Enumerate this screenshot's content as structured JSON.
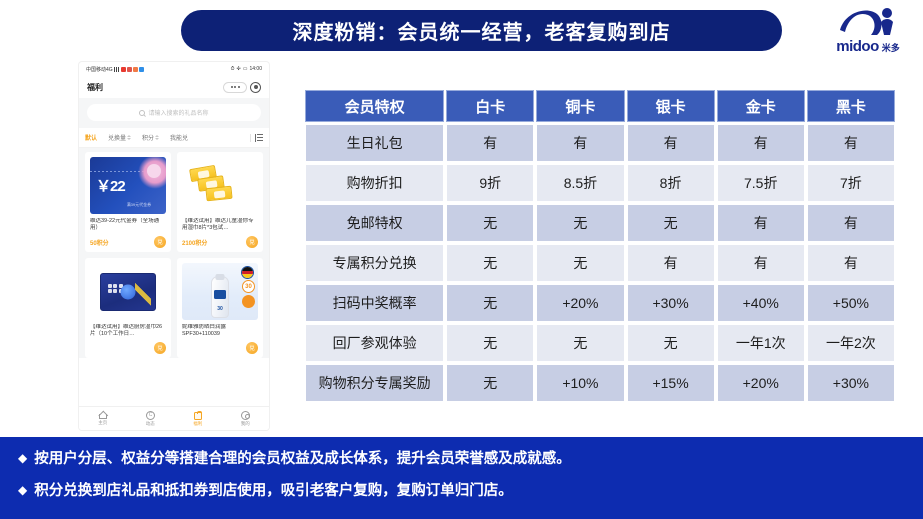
{
  "slide": {
    "title": "深度粉销：会员统一经营，老客复购到店",
    "colors": {
      "title_banner": "#0d2176",
      "bottom_band": "#0d2cb0",
      "table_header": "#3a5cb8",
      "row_odd": "#c7cee4",
      "row_even": "#e6e9f2",
      "accent_orange": "#f5a623",
      "logo_blue": "#18288c"
    }
  },
  "logo": {
    "name_en": "midoo",
    "name_cn": "米多"
  },
  "phone": {
    "statusbar": {
      "carrier": "中国移动4G",
      "time": "14:00"
    },
    "app_title": "福利",
    "search_placeholder": "请输入搜索的礼品名称",
    "tabs": [
      {
        "label": "默认",
        "active": true,
        "sortable": false
      },
      {
        "label": "兑换量",
        "active": false,
        "sortable": true
      },
      {
        "label": "积分",
        "active": false,
        "sortable": true
      },
      {
        "label": "我能兑",
        "active": false,
        "sortable": false
      }
    ],
    "cards": [
      {
        "title": "维达39-22元代金券（全场通用）",
        "points": "50积分",
        "button": "兑",
        "art": "coupon",
        "coupon_amount": "￥22",
        "coupon_sub": "满39元代金券"
      },
      {
        "title": "【维达试用】维达儿童湿你专用湿巾8片*3包试…",
        "points": "2100积分",
        "button": "兑",
        "art": "packs"
      },
      {
        "title": "【维达试用】维达厨房湿巾26片（10个工作日…",
        "points": "",
        "button": "兑",
        "art": "kitchen"
      },
      {
        "title": "妮维雅防晒白润露SPF30+110039",
        "points": "",
        "button": "兑",
        "art": "nivea",
        "spf": "30"
      }
    ],
    "bottom_nav": [
      {
        "label": "主页",
        "icon": "home-icon",
        "active": false
      },
      {
        "label": "动态",
        "icon": "compass-icon",
        "active": false
      },
      {
        "label": "福利",
        "icon": "gift-icon",
        "active": true
      },
      {
        "label": "我的",
        "icon": "user-icon",
        "active": false
      }
    ]
  },
  "table": {
    "headers": [
      "会员特权",
      "白卡",
      "铜卡",
      "银卡",
      "金卡",
      "黑卡"
    ],
    "rows": [
      {
        "feature": "生日礼包",
        "values": [
          "有",
          "有",
          "有",
          "有",
          "有"
        ]
      },
      {
        "feature": "购物折扣",
        "values": [
          "9折",
          "8.5折",
          "8折",
          "7.5折",
          "7折"
        ]
      },
      {
        "feature": "免邮特权",
        "values": [
          "无",
          "无",
          "无",
          "有",
          "有"
        ]
      },
      {
        "feature": "专属积分兑换",
        "values": [
          "无",
          "无",
          "有",
          "有",
          "有"
        ]
      },
      {
        "feature": "扫码中奖概率",
        "values": [
          "无",
          "+20%",
          "+30%",
          "+40%",
          "+50%"
        ]
      },
      {
        "feature": "回厂参观体验",
        "values": [
          "无",
          "无",
          "无",
          "一年1次",
          "一年2次"
        ]
      },
      {
        "feature": "购物积分专属奖励",
        "values": [
          "无",
          "+10%",
          "+15%",
          "+20%",
          "+30%"
        ]
      }
    ]
  },
  "bullets": [
    {
      "marker": "◆",
      "text": "按用户分层、权益分等搭建合理的会员权益及成长体系，提升会员荣誉感及成就感。"
    },
    {
      "marker": "◆",
      "text": "积分兑换到店礼品和抵扣券到店使用，吸引老客户复购，复购订单归门店。"
    }
  ]
}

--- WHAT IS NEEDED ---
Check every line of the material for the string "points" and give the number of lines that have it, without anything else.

--- EXERCISE SOLUTION ---
4